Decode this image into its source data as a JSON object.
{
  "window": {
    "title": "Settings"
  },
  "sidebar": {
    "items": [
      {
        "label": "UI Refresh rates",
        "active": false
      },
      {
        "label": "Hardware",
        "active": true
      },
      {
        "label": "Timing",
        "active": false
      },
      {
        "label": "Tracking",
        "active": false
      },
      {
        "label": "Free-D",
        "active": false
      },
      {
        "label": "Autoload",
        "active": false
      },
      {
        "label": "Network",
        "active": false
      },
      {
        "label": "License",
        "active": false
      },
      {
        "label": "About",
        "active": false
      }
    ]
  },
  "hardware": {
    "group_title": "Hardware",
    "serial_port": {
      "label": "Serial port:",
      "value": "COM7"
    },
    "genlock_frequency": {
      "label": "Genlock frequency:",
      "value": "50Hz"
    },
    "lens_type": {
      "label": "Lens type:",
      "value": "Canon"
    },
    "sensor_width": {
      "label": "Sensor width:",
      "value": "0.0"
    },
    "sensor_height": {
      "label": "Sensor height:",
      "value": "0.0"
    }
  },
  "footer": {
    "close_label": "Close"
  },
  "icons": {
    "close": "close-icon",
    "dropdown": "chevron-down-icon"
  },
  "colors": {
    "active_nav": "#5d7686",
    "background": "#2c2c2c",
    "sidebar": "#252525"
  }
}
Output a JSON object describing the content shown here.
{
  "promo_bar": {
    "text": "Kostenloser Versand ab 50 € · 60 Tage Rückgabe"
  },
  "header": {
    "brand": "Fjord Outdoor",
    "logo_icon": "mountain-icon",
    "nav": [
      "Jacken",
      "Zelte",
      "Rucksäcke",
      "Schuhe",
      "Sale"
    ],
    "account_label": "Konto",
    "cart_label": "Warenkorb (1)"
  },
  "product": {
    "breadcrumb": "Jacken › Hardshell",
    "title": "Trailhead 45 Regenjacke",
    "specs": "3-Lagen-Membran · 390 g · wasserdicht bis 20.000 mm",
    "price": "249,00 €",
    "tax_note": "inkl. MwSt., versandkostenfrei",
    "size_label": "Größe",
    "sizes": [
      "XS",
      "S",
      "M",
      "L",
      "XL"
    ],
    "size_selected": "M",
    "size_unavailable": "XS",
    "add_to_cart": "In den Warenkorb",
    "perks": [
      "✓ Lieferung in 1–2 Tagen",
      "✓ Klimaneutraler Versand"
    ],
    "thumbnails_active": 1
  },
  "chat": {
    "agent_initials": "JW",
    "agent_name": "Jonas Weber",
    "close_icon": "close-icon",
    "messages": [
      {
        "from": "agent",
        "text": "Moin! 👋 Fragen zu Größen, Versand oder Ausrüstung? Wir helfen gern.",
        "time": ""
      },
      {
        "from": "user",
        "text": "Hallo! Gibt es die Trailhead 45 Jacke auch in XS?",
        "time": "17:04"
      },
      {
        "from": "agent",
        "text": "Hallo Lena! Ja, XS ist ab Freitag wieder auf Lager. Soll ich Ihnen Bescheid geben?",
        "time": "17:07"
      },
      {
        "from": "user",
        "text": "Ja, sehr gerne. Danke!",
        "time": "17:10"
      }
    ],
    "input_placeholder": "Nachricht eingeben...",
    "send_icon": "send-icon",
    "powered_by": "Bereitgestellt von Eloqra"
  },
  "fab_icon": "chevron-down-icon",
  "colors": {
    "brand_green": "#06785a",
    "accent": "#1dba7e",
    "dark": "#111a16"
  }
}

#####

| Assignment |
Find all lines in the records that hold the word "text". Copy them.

| Response box |
    "text": "Kostenloser Versand ab 50 € · 60 Tage Rückgabe"
        "text": "Moin! 👋 Fragen zu Größen, Versand oder Ausrüstung? Wir helfen gern.",
        "text": "Hallo! Gibt es die Trailhead 45 Jacke auch in XS?",
        "text": "Hallo Lena! Ja, XS ist ab Freitag wieder auf Lager. Soll ich Ihnen Bescheid geben?",
        "text": "Ja, sehr gerne. Danke!",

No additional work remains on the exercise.